[Website and app data records]

= Beginning of Section =

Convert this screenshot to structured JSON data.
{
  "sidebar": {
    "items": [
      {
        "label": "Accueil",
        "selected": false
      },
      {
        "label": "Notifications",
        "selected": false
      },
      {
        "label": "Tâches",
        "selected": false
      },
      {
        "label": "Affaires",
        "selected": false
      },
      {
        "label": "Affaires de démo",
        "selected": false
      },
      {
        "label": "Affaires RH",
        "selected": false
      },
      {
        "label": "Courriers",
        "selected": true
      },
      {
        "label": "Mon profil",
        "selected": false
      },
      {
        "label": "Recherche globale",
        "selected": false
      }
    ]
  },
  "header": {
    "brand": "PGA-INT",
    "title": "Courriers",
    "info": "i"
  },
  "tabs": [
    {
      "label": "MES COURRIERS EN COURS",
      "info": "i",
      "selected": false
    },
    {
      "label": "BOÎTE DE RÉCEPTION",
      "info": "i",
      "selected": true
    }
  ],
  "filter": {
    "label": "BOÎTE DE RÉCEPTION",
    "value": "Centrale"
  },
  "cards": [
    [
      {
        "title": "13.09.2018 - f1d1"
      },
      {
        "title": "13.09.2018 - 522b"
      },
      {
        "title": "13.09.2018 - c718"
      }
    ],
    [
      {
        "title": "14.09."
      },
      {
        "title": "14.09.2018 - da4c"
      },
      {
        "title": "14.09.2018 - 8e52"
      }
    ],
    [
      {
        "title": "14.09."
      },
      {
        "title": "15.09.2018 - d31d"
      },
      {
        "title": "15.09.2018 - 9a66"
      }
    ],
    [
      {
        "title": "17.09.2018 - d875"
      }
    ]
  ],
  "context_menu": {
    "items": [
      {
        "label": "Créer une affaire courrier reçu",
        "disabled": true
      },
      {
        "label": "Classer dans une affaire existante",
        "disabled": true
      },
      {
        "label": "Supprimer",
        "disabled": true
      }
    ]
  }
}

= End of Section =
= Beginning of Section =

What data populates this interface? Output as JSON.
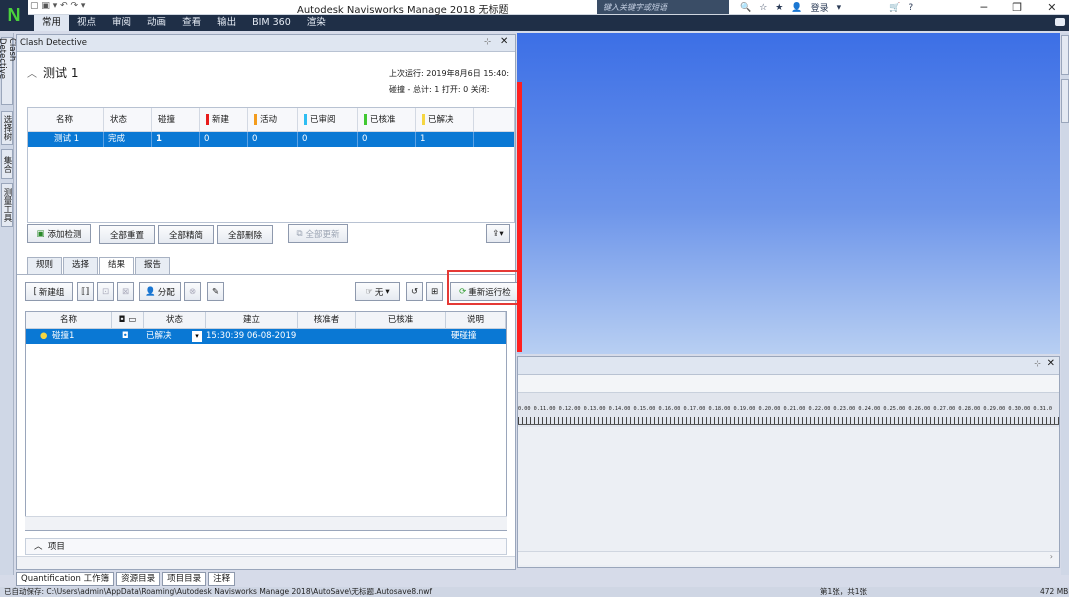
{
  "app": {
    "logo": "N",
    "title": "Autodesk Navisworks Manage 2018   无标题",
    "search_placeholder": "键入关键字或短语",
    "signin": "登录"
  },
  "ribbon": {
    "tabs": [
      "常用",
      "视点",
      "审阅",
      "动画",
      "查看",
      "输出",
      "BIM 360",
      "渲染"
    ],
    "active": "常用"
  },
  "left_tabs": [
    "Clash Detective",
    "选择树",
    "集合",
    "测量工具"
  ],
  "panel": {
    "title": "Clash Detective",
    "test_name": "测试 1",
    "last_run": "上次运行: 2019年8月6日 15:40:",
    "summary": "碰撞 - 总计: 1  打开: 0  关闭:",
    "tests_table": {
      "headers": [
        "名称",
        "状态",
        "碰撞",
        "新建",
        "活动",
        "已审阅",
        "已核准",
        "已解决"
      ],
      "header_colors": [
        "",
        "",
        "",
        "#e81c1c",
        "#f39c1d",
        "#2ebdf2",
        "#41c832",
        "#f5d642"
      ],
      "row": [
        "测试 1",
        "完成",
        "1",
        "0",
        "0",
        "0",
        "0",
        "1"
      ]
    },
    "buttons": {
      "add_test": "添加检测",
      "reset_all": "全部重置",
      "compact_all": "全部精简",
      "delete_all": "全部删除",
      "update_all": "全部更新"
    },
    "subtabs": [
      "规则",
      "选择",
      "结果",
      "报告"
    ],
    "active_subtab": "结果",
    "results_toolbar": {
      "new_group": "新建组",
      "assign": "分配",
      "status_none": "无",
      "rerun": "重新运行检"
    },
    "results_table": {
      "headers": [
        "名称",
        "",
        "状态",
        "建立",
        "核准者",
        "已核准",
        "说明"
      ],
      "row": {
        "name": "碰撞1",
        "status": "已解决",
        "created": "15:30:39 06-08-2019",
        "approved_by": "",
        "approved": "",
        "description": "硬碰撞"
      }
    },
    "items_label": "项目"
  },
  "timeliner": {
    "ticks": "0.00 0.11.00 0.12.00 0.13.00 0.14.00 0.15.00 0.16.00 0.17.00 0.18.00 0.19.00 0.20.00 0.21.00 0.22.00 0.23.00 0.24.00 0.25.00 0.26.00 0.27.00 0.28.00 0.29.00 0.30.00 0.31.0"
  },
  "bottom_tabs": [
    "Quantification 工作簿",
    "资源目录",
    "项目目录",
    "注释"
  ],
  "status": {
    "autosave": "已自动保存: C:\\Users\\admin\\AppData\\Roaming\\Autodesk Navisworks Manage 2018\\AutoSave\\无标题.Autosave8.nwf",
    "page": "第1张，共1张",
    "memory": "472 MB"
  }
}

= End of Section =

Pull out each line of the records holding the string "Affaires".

        "label": "Affaires",
        "label": "Affaires de démo",
        "label": "Affaires RH",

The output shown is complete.